WASHINGTON – In a rare joint interview with ABC's Christiane Amanpour, Opposition leader Tzipi Livni
and Palestinian Prime Minister Salam Fayyad agreed peace was a common interest and that trust between the sides must be restored.
In the interview, which aired Sunday, Fayyad said the Palestinians want the Israeli "occupation" to end in 2011, while Livni said she believes that "a peace treaty between Israel
and the Palestinians is in (the) Israeli interest, it's not a favor to President Obama.
"I believe that the relations between Israel and the United States are existential to the future of the state
of Israel," the Kadima party leader and former foreign minister told ABC.
Livni noted that during her meeting with Hillary Clinton on Friday, the secretary of state said the Americans would continue discussing the core issues with Israel and the Palestinians.
The opposition leader said Prime Minister Benjamin Netanyahu erred
when he rejected a set of American guarantees in exchange for imposing another construction moratorium in the West Bank. "In choosing between building more buildings or making peace, I prefer to make peace," she said.
Addressing the settlement issue, Fayyad said Israel was violating international law by continuing to build in the West Bank. "In order to give the process the kind of credibility that's required is for us to really know, with precision, where it is that the government of Israel stands on the fundamental issue of what it is that's
meant by an end to Israeli occupation. What is it that's meant by a state of Palestine," he said.
Asked whether he planned to declare a Palestinian state unilaterally, Fayyad said "what we are committed to is statehood. Not a declaration of statehood, we're looking for a state. We did make a declaration of statehood (in) 1988. This time we're looking for a real state on the ground."
Livni also spoke of the refugee issue and the recognition of Israel as a Jewish state.
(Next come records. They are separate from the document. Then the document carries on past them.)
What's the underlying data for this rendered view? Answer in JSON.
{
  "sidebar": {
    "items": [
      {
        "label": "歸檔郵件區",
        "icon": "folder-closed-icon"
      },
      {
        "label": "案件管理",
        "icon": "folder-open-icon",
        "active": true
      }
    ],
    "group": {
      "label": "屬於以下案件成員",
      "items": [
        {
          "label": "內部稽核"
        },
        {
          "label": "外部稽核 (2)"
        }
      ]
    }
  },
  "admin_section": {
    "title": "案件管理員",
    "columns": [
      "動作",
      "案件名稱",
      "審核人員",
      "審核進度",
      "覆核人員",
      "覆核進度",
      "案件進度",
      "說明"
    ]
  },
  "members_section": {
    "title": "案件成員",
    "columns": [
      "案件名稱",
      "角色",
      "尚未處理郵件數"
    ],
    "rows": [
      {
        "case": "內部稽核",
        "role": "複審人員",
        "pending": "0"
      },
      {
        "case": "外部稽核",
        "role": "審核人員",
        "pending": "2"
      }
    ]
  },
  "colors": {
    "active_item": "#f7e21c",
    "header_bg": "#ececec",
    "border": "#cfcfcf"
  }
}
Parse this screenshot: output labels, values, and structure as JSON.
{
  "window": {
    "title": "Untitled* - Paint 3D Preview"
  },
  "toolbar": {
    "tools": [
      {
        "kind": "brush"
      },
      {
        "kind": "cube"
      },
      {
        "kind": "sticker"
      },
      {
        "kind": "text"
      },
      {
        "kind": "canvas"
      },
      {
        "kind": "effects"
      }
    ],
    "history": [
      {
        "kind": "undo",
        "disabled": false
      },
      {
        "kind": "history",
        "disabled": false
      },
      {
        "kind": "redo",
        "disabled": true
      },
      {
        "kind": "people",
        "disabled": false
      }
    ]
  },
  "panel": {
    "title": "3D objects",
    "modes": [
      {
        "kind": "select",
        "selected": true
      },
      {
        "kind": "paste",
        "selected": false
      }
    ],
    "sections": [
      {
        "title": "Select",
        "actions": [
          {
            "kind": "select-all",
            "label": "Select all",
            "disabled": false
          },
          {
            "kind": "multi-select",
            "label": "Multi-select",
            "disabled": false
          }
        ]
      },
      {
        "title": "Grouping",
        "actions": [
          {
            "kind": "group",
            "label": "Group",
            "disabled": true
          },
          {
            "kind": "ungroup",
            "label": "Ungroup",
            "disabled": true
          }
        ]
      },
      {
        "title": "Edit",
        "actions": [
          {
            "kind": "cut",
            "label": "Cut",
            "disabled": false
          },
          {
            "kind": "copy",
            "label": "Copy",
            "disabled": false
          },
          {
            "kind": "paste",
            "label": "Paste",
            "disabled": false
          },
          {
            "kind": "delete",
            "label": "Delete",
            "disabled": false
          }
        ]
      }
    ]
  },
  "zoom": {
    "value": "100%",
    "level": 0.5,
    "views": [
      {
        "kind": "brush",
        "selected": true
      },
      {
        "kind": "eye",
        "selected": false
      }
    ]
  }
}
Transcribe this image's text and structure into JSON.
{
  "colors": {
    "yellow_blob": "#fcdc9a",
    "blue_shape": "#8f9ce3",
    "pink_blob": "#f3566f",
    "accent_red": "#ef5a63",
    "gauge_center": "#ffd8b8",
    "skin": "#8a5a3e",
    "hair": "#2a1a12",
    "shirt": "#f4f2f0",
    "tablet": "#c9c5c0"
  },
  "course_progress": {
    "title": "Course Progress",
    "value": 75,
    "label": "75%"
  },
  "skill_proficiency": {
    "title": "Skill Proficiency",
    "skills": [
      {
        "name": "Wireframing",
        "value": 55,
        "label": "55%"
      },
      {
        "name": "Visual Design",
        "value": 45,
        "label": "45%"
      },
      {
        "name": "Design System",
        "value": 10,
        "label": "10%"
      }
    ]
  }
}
She said the two-state solution dictates that Israel is a home for Jewish refugees from Europe while the Arab countries and the Palestinian state find a solution for the Palestinian refugee problem.
The Kadima leader ruled out the possibility that her party would join the coalition. "My views about the peace process and the need to achieve peace are different from this
"I offered Netanyahu in the past - more than once - to have a different coalition that can not only speak
about the idea of two states for two peoples, but also translate it into peace treaty with the Palestinians. He decided to have this coalition, unfortunately," she said.